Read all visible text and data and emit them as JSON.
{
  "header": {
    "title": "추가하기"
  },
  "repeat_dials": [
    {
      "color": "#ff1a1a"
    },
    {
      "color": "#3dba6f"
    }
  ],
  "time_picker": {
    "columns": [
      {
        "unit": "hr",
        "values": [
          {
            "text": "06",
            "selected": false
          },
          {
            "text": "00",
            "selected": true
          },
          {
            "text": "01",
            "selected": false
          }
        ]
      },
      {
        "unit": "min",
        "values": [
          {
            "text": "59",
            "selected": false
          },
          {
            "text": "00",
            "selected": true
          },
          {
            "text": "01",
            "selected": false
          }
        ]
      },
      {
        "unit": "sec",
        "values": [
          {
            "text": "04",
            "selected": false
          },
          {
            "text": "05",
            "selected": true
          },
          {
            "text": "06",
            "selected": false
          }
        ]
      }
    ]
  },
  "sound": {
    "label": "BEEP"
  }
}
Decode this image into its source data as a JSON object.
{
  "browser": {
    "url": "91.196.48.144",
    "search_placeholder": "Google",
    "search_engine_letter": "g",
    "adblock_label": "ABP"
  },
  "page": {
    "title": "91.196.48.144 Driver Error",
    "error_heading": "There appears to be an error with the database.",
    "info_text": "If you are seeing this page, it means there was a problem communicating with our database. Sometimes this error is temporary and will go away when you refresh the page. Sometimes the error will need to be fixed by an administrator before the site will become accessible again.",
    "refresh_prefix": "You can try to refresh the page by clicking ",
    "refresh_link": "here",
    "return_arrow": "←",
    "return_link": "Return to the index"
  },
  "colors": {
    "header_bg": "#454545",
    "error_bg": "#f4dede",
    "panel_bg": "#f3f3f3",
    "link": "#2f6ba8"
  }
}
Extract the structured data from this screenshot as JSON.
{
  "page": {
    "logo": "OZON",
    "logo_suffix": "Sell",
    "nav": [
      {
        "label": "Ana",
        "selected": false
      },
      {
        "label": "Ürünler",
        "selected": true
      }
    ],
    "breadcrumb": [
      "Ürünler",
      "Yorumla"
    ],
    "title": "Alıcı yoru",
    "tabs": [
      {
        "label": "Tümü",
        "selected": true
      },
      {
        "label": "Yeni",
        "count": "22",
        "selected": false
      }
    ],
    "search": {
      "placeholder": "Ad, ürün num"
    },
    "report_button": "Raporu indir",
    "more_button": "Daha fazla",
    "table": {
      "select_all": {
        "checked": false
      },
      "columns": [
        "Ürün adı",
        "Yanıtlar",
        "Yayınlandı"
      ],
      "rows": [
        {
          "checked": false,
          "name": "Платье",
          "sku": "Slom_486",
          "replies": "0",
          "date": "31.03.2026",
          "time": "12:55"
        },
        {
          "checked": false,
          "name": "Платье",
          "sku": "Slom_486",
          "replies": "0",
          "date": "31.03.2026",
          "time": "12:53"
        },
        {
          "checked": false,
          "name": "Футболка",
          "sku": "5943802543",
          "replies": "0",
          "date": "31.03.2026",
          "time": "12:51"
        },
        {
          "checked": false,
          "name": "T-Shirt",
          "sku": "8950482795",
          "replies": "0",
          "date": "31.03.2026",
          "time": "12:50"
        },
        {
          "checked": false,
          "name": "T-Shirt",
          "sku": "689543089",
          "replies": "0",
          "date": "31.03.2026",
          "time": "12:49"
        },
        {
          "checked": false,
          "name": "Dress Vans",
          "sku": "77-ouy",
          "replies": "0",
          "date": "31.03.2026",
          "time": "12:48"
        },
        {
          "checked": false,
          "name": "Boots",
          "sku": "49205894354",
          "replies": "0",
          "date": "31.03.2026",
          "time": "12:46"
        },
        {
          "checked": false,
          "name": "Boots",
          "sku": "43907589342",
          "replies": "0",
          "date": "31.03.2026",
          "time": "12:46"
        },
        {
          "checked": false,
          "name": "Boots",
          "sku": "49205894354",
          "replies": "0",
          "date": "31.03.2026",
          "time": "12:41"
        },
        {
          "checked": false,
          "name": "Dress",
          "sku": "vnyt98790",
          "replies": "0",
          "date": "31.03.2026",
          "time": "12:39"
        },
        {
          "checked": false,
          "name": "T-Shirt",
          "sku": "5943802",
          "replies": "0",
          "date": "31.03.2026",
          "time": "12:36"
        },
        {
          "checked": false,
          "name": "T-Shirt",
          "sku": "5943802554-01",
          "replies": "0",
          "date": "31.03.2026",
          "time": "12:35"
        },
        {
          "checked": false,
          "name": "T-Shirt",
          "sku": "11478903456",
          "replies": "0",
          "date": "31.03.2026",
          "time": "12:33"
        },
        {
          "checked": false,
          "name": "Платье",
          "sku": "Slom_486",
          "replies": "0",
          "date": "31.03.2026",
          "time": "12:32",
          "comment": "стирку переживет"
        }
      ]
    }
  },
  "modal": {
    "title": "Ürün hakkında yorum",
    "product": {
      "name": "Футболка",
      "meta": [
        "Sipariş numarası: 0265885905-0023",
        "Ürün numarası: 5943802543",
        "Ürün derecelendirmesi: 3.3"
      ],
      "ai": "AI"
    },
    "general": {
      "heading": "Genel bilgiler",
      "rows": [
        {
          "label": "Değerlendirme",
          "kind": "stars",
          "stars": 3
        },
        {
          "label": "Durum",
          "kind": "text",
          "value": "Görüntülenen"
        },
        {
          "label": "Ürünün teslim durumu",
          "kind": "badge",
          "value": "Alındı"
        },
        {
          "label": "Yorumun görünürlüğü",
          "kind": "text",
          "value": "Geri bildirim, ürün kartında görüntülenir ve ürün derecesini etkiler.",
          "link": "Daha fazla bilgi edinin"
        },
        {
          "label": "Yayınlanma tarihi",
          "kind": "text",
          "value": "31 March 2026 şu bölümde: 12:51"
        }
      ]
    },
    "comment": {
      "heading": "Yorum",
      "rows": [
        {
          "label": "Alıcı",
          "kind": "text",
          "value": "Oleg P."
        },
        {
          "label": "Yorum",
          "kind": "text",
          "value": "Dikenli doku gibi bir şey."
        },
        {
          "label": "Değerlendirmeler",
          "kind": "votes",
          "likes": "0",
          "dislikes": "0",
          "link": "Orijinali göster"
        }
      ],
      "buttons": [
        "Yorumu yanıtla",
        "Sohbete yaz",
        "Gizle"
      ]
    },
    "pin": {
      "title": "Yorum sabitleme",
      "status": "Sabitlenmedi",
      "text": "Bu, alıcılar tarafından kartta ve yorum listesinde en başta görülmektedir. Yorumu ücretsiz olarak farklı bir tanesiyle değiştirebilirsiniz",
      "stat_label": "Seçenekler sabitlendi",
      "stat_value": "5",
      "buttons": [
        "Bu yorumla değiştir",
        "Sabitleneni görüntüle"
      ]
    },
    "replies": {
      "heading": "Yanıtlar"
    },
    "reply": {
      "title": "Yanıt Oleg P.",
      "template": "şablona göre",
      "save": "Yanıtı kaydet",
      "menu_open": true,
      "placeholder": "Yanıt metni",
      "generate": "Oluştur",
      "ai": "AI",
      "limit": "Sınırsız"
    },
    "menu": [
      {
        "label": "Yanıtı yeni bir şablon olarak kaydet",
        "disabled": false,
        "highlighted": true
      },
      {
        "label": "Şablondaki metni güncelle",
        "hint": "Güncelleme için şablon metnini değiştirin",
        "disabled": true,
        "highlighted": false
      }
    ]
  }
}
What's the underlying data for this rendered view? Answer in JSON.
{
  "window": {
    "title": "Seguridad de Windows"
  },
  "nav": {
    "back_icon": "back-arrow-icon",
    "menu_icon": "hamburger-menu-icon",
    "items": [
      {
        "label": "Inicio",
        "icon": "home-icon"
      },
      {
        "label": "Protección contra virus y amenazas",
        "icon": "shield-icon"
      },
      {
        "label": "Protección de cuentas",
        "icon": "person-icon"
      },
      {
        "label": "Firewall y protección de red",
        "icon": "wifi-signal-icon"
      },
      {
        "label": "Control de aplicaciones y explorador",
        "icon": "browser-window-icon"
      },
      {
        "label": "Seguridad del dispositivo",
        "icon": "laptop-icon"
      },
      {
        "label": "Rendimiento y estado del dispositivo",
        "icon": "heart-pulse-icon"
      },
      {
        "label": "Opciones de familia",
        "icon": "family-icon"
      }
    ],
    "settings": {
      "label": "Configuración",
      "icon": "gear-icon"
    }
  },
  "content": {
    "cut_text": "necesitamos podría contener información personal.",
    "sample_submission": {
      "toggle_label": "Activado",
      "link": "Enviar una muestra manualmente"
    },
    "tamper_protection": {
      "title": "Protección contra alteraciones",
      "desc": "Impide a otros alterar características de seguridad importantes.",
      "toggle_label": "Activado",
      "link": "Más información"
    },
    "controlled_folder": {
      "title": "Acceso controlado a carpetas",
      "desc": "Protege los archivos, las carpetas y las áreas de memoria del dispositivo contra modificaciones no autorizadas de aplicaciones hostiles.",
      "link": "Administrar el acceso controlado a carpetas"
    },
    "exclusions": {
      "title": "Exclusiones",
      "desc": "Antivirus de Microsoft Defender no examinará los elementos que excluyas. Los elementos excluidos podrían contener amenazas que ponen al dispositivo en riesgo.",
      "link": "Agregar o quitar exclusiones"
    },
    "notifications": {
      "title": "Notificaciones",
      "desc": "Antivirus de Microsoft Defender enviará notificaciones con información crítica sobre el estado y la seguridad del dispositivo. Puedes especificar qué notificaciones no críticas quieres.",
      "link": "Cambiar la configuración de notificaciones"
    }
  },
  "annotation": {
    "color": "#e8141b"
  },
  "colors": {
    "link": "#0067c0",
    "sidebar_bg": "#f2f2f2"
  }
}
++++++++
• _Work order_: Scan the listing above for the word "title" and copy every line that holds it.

• _Answer area_:
    "title": "추가하기"
    "title": "91.196.48.144 Driver Error",
    "title": "Alıcı yoru",
    "title": "Ürün hakkında yorum",
      "title": "Yorum sabitleme",
      "title": "Yanıt Oleg P.",
    "title": "Seguridad de Windows"
      "title": "Protección contra alteraciones",
      "title": "Acceso controlado a carpetas",
      "title": "Exclusiones",
      "title": "Notificaciones",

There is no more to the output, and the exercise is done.